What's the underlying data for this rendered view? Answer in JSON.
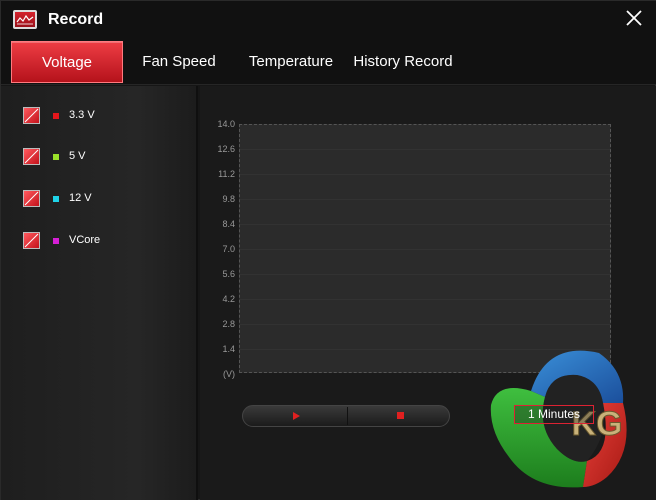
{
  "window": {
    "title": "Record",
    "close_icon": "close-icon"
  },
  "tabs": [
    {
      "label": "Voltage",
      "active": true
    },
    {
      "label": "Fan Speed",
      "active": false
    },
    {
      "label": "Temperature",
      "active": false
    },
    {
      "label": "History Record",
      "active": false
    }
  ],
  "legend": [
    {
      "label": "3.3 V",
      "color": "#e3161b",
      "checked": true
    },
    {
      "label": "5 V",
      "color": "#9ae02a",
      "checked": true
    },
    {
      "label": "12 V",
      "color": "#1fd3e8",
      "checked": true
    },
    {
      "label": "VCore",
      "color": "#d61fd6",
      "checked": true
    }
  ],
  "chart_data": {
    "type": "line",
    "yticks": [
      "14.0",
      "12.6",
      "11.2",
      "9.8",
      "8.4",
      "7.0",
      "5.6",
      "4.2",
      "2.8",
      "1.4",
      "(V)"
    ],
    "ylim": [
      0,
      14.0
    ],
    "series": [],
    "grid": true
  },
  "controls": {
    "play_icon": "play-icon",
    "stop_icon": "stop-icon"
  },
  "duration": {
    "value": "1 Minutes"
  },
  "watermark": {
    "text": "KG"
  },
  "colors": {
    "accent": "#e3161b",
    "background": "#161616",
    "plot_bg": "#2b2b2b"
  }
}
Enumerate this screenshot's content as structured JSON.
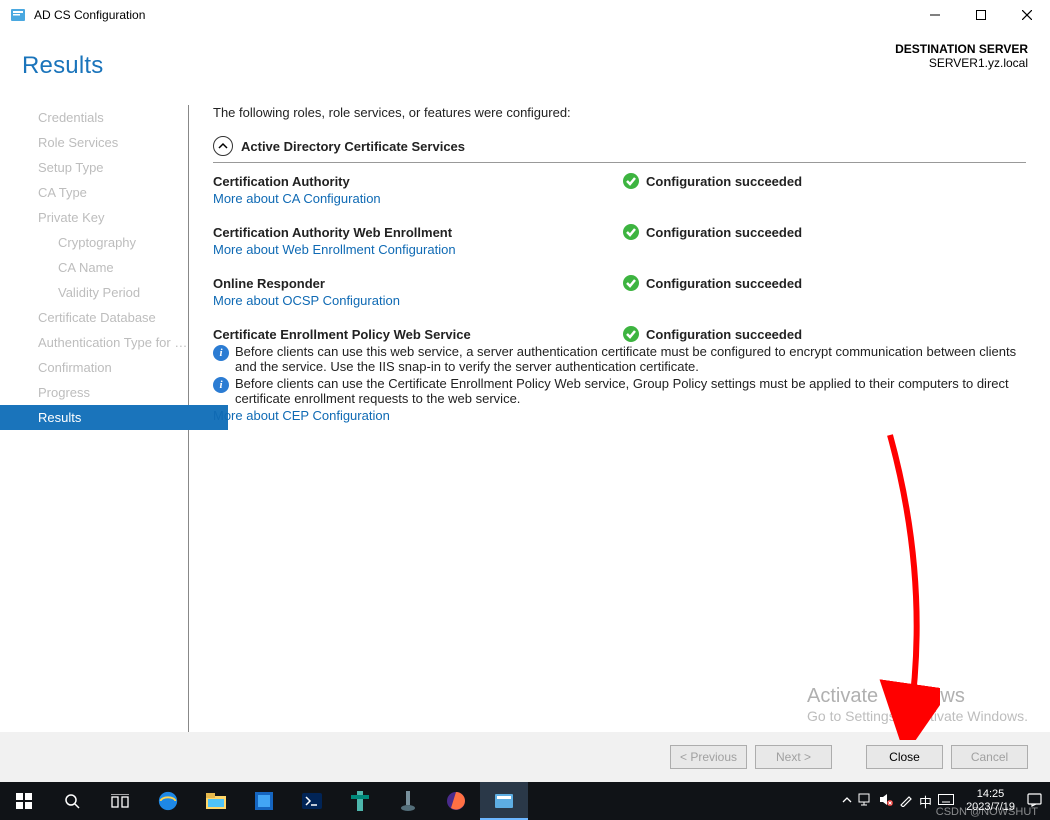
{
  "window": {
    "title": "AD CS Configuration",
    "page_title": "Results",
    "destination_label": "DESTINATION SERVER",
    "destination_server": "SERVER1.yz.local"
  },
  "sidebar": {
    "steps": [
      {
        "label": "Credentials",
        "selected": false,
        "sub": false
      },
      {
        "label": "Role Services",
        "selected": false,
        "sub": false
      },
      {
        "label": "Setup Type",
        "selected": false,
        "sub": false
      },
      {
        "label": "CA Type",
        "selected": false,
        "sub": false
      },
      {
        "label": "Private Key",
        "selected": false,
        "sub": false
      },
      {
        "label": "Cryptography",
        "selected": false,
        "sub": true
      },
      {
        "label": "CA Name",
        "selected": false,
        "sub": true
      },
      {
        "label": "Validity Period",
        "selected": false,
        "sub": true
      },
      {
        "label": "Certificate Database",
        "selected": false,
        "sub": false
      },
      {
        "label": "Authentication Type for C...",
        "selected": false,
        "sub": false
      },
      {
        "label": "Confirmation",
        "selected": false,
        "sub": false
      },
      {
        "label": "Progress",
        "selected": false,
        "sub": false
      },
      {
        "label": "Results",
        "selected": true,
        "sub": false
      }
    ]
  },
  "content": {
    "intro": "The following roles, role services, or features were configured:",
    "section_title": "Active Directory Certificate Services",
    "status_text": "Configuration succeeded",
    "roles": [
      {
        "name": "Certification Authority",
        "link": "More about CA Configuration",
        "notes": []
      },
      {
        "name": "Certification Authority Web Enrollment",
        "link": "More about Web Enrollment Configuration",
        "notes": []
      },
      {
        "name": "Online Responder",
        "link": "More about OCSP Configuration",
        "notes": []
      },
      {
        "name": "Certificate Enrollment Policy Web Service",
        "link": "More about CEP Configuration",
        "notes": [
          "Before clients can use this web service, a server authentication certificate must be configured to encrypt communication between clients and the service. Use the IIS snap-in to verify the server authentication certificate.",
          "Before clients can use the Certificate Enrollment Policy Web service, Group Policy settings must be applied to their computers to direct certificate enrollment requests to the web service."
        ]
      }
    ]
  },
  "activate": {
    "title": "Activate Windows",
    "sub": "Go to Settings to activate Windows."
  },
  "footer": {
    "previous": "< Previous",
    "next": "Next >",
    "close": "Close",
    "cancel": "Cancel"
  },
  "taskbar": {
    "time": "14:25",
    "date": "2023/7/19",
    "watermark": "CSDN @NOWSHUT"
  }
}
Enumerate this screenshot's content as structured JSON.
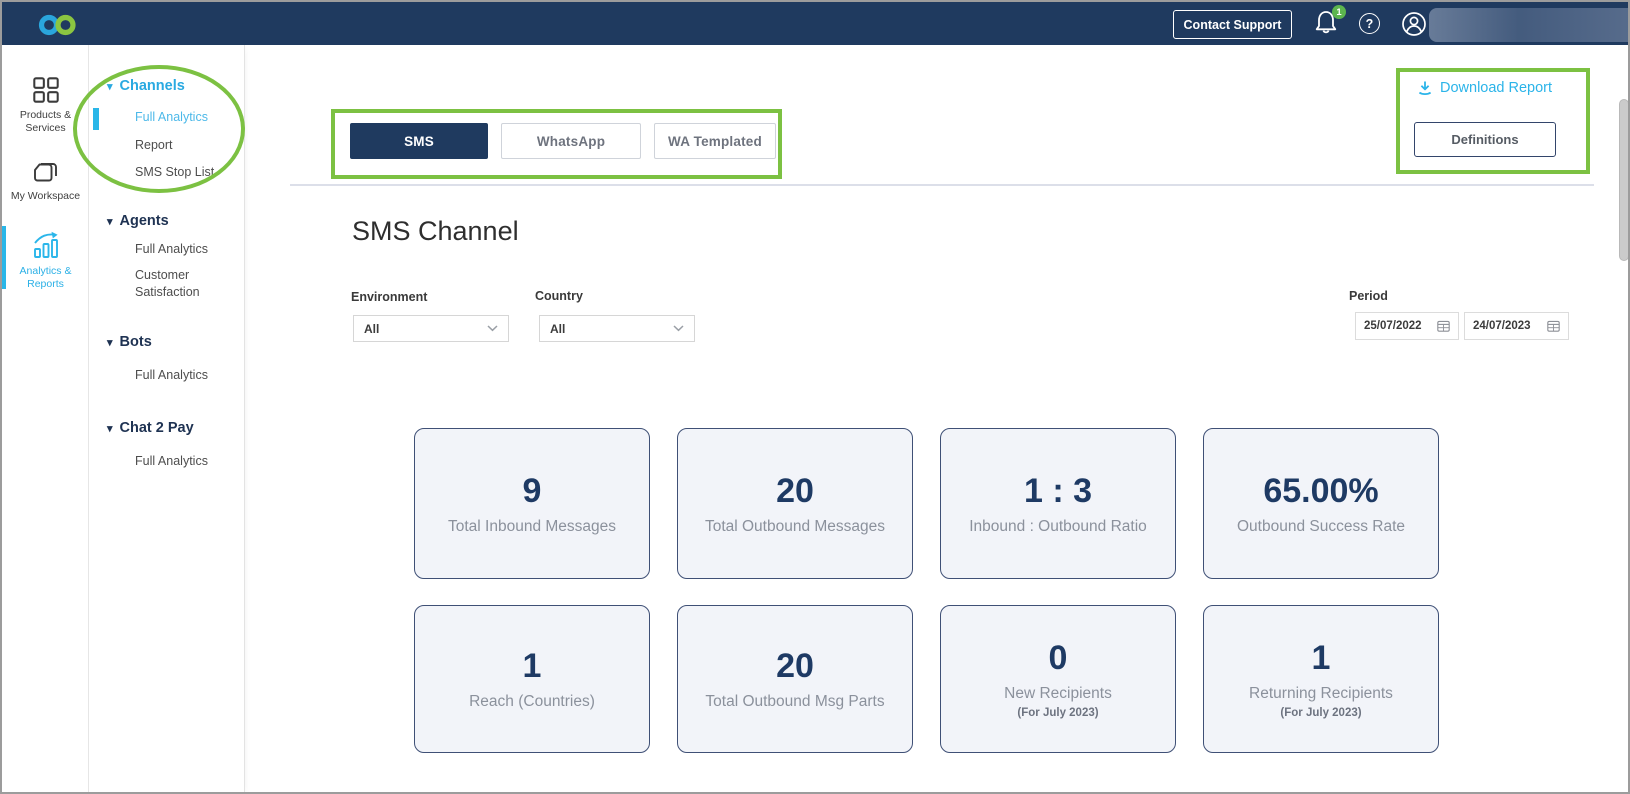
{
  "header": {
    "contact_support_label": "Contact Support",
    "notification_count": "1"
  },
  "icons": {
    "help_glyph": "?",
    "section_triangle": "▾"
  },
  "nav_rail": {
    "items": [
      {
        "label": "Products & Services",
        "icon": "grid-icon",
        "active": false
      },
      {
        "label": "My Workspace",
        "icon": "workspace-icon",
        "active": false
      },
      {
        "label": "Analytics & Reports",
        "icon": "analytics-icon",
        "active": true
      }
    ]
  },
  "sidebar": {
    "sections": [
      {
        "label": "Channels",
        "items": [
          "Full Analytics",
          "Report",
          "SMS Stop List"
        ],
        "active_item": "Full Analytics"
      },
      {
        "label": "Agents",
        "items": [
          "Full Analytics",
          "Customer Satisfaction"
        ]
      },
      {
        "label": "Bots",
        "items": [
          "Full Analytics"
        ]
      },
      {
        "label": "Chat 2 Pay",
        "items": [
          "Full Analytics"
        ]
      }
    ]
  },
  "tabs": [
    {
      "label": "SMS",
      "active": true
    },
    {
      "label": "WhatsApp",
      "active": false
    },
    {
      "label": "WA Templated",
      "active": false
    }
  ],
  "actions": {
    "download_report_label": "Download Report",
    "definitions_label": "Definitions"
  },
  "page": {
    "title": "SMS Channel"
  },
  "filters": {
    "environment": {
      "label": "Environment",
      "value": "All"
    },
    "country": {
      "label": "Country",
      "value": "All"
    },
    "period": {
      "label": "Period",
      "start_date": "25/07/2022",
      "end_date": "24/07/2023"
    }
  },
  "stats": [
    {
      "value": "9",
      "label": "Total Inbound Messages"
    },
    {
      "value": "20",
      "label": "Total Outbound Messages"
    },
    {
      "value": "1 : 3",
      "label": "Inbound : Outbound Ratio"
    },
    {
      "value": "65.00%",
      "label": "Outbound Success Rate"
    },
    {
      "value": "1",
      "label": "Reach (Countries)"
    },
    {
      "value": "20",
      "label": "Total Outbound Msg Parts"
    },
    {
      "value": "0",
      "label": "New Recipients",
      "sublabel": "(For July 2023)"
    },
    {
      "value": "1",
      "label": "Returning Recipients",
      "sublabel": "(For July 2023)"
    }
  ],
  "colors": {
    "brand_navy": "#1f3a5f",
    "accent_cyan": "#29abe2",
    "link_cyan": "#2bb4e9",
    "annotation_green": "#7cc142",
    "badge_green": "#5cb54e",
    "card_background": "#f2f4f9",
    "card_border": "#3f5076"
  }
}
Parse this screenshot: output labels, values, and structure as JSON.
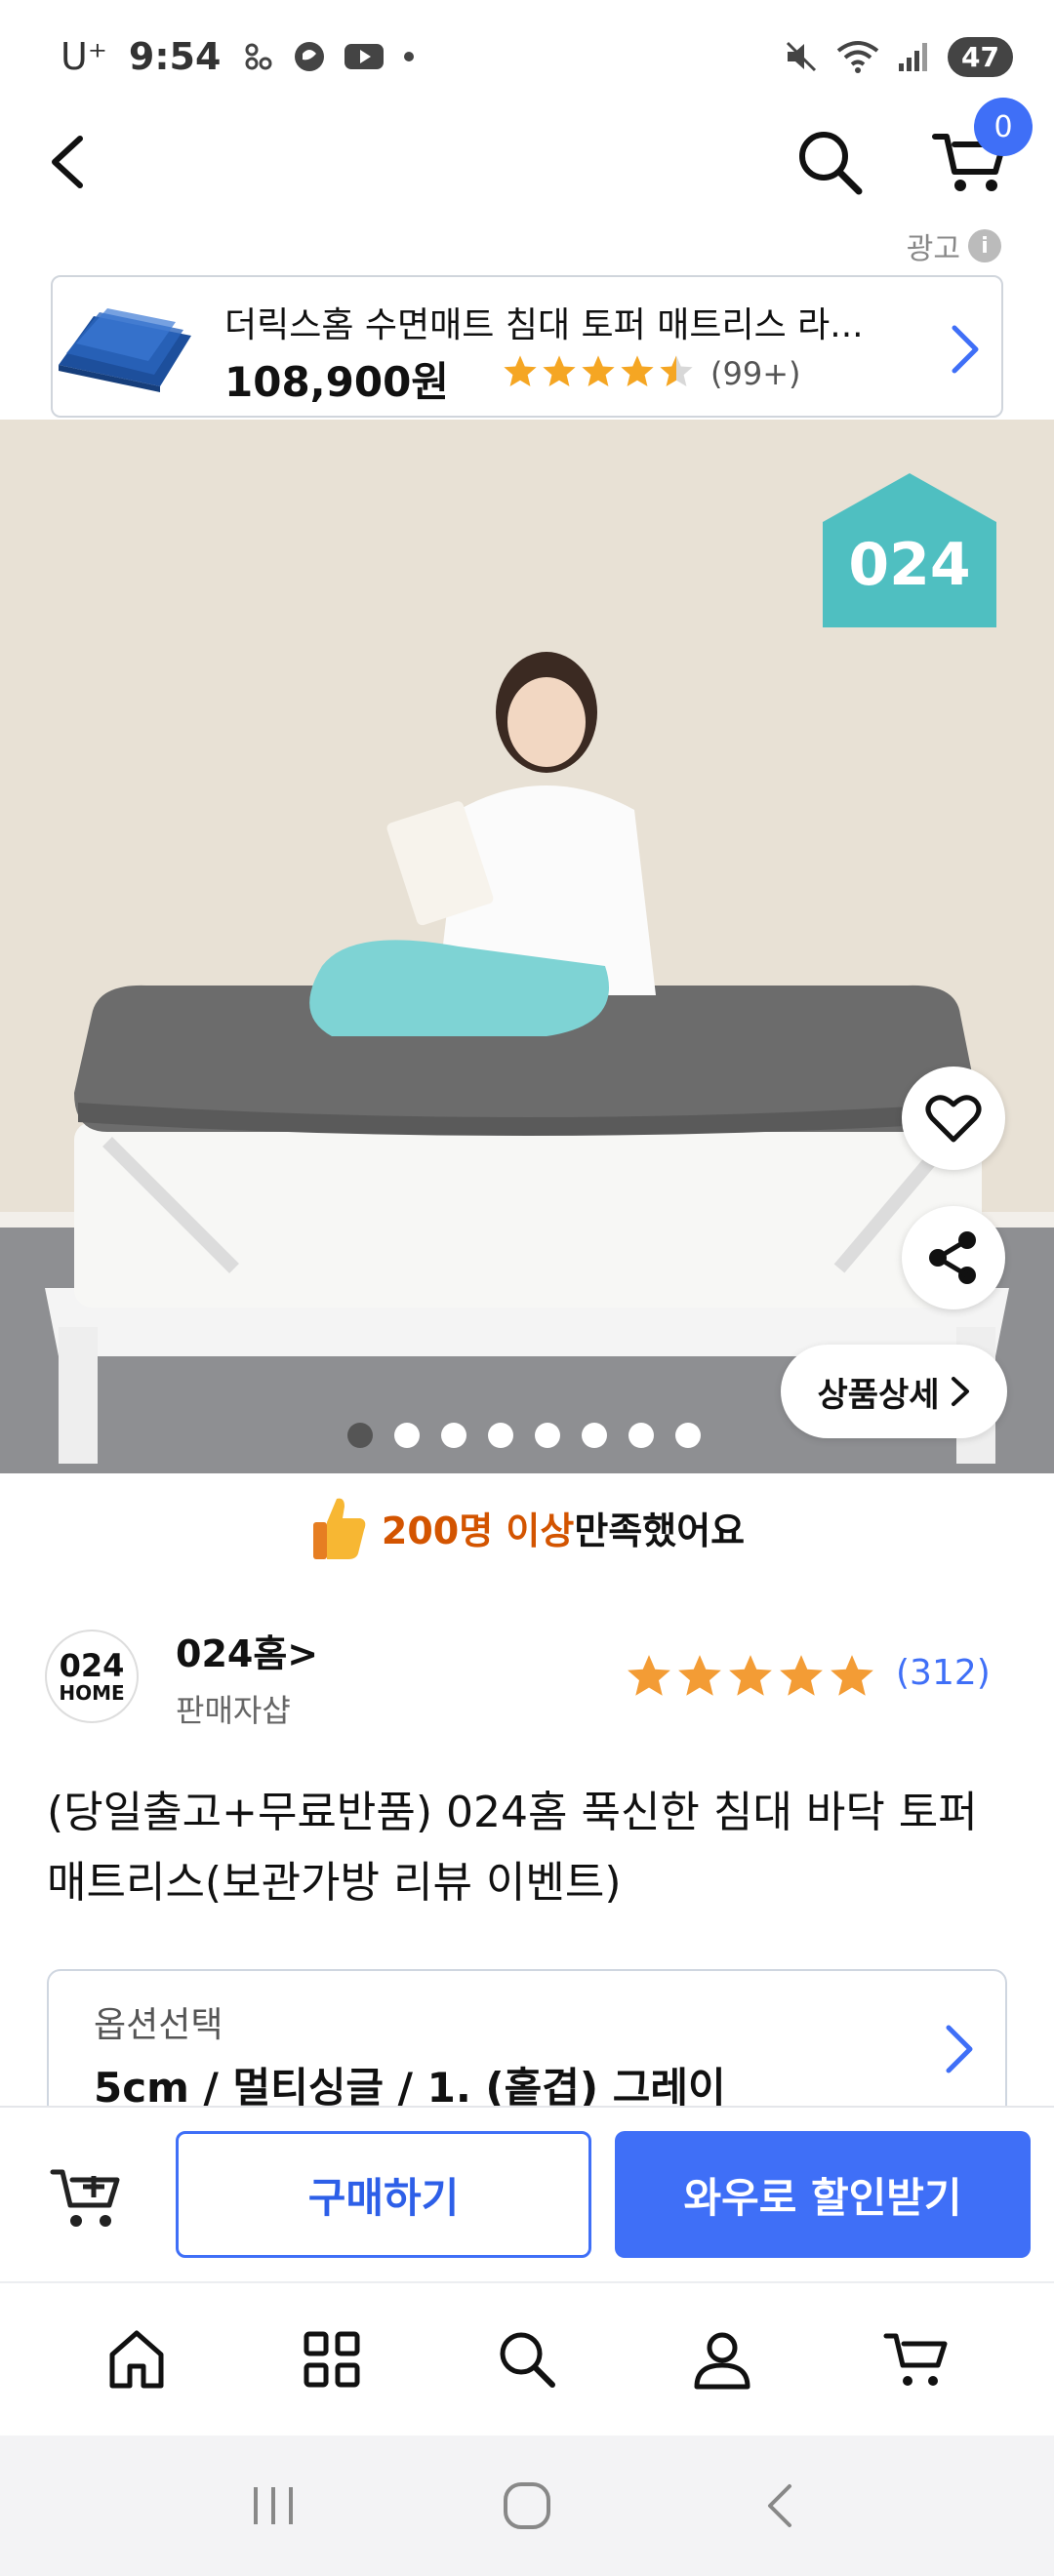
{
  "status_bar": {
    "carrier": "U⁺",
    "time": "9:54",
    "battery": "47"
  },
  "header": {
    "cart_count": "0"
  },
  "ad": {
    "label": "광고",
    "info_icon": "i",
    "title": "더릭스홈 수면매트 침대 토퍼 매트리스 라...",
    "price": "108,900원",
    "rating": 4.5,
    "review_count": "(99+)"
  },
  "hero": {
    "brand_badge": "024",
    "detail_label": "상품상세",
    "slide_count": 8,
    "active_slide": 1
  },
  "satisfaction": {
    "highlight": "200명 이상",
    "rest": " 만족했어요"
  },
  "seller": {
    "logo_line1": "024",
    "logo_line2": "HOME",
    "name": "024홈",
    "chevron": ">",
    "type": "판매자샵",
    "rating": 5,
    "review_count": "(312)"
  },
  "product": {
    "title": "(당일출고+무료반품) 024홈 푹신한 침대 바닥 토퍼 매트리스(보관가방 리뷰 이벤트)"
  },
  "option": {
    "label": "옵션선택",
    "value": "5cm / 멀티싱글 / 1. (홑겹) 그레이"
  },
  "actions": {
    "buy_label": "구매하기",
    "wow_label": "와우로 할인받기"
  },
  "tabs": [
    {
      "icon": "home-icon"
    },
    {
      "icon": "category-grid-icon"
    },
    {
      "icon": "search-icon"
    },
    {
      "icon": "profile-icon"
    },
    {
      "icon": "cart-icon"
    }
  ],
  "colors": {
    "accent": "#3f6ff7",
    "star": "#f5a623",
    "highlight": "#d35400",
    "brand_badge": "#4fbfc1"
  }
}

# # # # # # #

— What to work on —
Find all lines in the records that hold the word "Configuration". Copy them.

— Solution to the problem —
    "title": "AD CS Configuration",
    "status_text": "Configuration succeeded",
        "link": "More about CA Configuration",
        "link": "More about Web Enrollment Configuration",
        "link": "More about OCSP Configuration",
        "link": "More about CEP Configuration",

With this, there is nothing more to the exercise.